• Directions for this task: Taking the lines below one at a time, count those with the string "print" and give the result alone.

• Extracted entries:
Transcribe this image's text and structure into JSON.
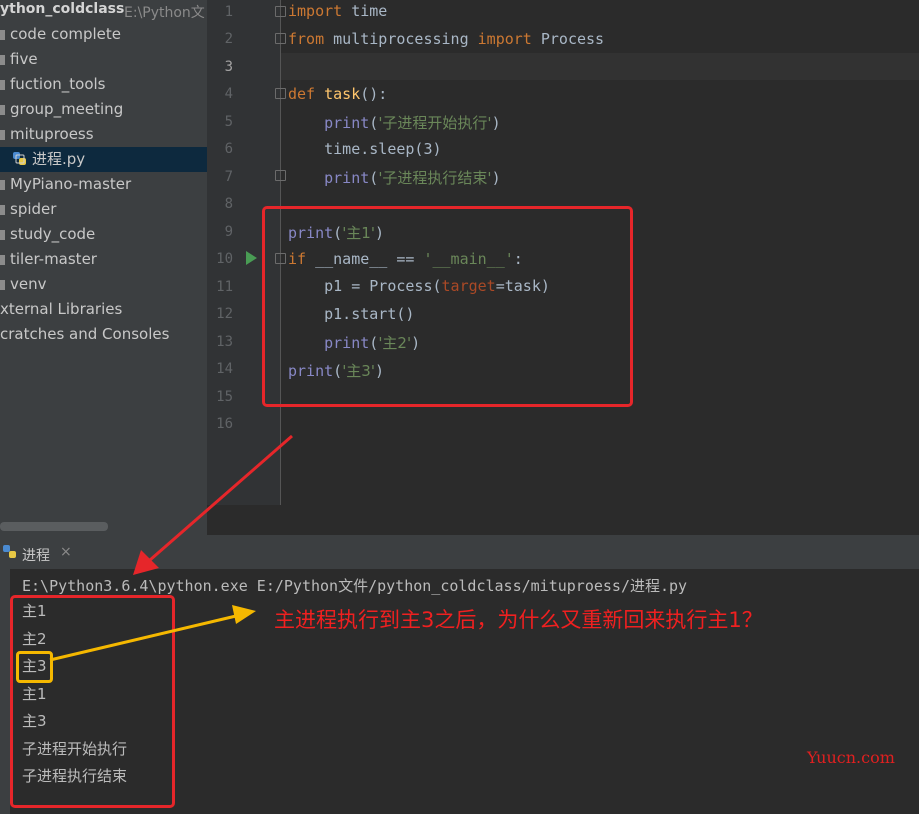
{
  "project": {
    "name": "ython_coldclass",
    "path": "E:\\Python文"
  },
  "tree": [
    {
      "label": "code complete"
    },
    {
      "label": "five"
    },
    {
      "label": "fuction_tools"
    },
    {
      "label": "group_meeting"
    },
    {
      "label": "mituproess"
    },
    {
      "label": "进程.py",
      "selected": true,
      "icon": "python-file-icon"
    },
    {
      "label": "MyPiano-master"
    },
    {
      "label": "spider"
    },
    {
      "label": "study_code"
    },
    {
      "label": "tiler-master"
    },
    {
      "label": "venv"
    },
    {
      "label": "xternal Libraries"
    },
    {
      "label": "cratches and Consoles"
    }
  ],
  "editor": {
    "line_numbers": [
      "1",
      "2",
      "3",
      "4",
      "5",
      "6",
      "7",
      "8",
      "9",
      "10",
      "11",
      "12",
      "13",
      "14",
      "15",
      "16"
    ],
    "current_line": "3",
    "code": {
      "l1_kw": "import",
      "l1_rest": " time",
      "l2_kw1": "from",
      "l2_mid": " multiprocessing ",
      "l2_kw2": "import",
      "l2_rest": " Process",
      "l4_kw": "def",
      "l4_fn": "task",
      "l4_rest": "():",
      "l5_bi": "print",
      "l5_open": "(",
      "l5_str": "'子进程开始执行'",
      "l5_close": ")",
      "l6": "time.sleep(3)",
      "l7_bi": "print",
      "l7_open": "(",
      "l7_str": "'子进程执行结束'",
      "l7_close": ")",
      "l9_bi": "print",
      "l9_open": "(",
      "l9_str": "'主1'",
      "l9_close": ")",
      "l10_kw": "if",
      "l10_mid": " __name__ == ",
      "l10_str": "'__main__'",
      "l10_rest": ":",
      "l11_a": "p1 = Process(",
      "l11_pm": "target",
      "l11_b": "=task)",
      "l12": "p1.start()",
      "l13_bi": "print",
      "l13_open": "(",
      "l13_str": "'主2'",
      "l13_close": ")",
      "l14_bi": "print",
      "l14_open": "(",
      "l14_str": "'主3'",
      "l14_close": ")"
    }
  },
  "run_panel": {
    "tab_label": "进程",
    "close_glyph": "×",
    "command": "E:\\Python3.6.4\\python.exe E:/Python文件/python_coldclass/mituproess/进程.py",
    "output": [
      "主1",
      "主2",
      "主3",
      "主1",
      "主3",
      "子进程开始执行",
      "子进程执行结束"
    ]
  },
  "annotation": {
    "text": "主进程执行到主3之后，为什么又重新回来执行主1？"
  },
  "watermark": "Yuucn.com",
  "colors": {
    "red_annotation": "#e6262a",
    "yellow_highlight": "#f5b800",
    "keyword": "#cc7832",
    "string": "#6a8759",
    "builtin": "#8888c6"
  }
}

• Problem solution: 5